About this task. The response must restate all of the data word for word.
Segment Start: Data to use
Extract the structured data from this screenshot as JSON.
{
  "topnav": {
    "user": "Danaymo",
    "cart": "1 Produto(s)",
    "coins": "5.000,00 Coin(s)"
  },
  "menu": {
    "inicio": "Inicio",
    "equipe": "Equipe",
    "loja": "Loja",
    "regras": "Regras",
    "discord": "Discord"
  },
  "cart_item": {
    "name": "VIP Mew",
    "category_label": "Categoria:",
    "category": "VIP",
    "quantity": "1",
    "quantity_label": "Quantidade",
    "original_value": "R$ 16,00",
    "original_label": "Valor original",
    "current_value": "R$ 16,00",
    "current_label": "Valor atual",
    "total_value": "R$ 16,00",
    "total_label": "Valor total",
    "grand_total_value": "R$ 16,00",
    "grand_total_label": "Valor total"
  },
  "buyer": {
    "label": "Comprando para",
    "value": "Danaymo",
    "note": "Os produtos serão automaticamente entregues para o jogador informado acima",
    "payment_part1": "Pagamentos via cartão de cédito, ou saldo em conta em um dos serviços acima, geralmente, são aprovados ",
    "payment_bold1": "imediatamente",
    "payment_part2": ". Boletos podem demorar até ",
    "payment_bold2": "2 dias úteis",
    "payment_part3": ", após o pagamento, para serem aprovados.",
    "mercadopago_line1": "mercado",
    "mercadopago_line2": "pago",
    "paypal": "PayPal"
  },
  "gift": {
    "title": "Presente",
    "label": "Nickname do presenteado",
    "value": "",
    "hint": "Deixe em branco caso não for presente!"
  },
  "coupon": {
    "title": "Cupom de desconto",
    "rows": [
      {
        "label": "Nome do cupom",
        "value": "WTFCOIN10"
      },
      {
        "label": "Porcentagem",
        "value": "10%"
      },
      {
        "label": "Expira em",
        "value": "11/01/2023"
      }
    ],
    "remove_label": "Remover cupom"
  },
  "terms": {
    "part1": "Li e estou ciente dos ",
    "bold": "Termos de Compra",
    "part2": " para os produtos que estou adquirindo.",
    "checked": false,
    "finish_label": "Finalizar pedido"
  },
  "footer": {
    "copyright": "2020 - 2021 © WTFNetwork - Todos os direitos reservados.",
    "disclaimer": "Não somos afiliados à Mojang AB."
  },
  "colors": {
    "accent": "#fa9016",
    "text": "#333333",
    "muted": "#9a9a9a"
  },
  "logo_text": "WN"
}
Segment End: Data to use
Written solution.
Extract the structured data from this screenshot as JSON.
{
  "topnav": {
    "user": "Danaymo",
    "cart": "1 Produto(s)",
    "coins": "5.000,00 Coin(s)"
  },
  "menu": {
    "inicio": "Inicio",
    "equipe": "Equipe",
    "loja": "Loja",
    "regras": "Regras",
    "discord": "Discord"
  },
  "cart_item": {
    "name": "VIP Mew",
    "category_label": "Categoria:",
    "category": "VIP",
    "quantity": "1",
    "quantity_label": "Quantidade",
    "original_value": "R$ 16,00",
    "original_label": "Valor original",
    "current_value": "R$ 16,00",
    "current_label": "Valor atual",
    "total_value": "R$ 16,00",
    "total_label": "Valor total",
    "grand_total_value": "R$ 16,00",
    "grand_total_label": "Valor total"
  },
  "buyer": {
    "label": "Comprando para",
    "value": "Danaymo",
    "note": "Os produtos serão automaticamente entregues para o jogador informado acima",
    "payment_part1": "Pagamentos via cartão de cédito, ou saldo em conta em um dos serviços acima, geralmente, são aprovados ",
    "payment_bold1": "imediatamente",
    "payment_part2": ". Boletos podem demorar até ",
    "payment_bold2": "2 dias úteis",
    "payment_part3": ", após o pagamento, para serem aprovados.",
    "mercadopago_line1": "mercado",
    "mercadopago_line2": "pago",
    "paypal": "PayPal"
  },
  "gift": {
    "title": "Presente",
    "label": "Nickname do presenteado",
    "value": "",
    "hint": "Deixe em branco caso não for presente!"
  },
  "coupon": {
    "title": "Cupom de desconto",
    "rows": [
      {
        "label": "Nome do cupom",
        "value": "WTFCOIN10"
      },
      {
        "label": "Porcentagem",
        "value": "10%"
      },
      {
        "label": "Expira em",
        "value": "11/01/2023"
      }
    ],
    "remove_label": "Remover cupom"
  },
  "terms": {
    "part1": "Li e estou ciente dos ",
    "bold": "Termos de Compra",
    "part2": " para os produtos que estou adquirindo.",
    "checked": false,
    "finish_label": "Finalizar pedido"
  },
  "footer": {
    "copyright": "2020 - 2021 © WTFNetwork - Todos os direitos reservados.",
    "disclaimer": "Não somos afiliados à Mojang AB."
  },
  "colors": {
    "accent": "#fa9016",
    "text": "#333333",
    "muted": "#9a9a9a"
  },
  "logo_text": "WN"
}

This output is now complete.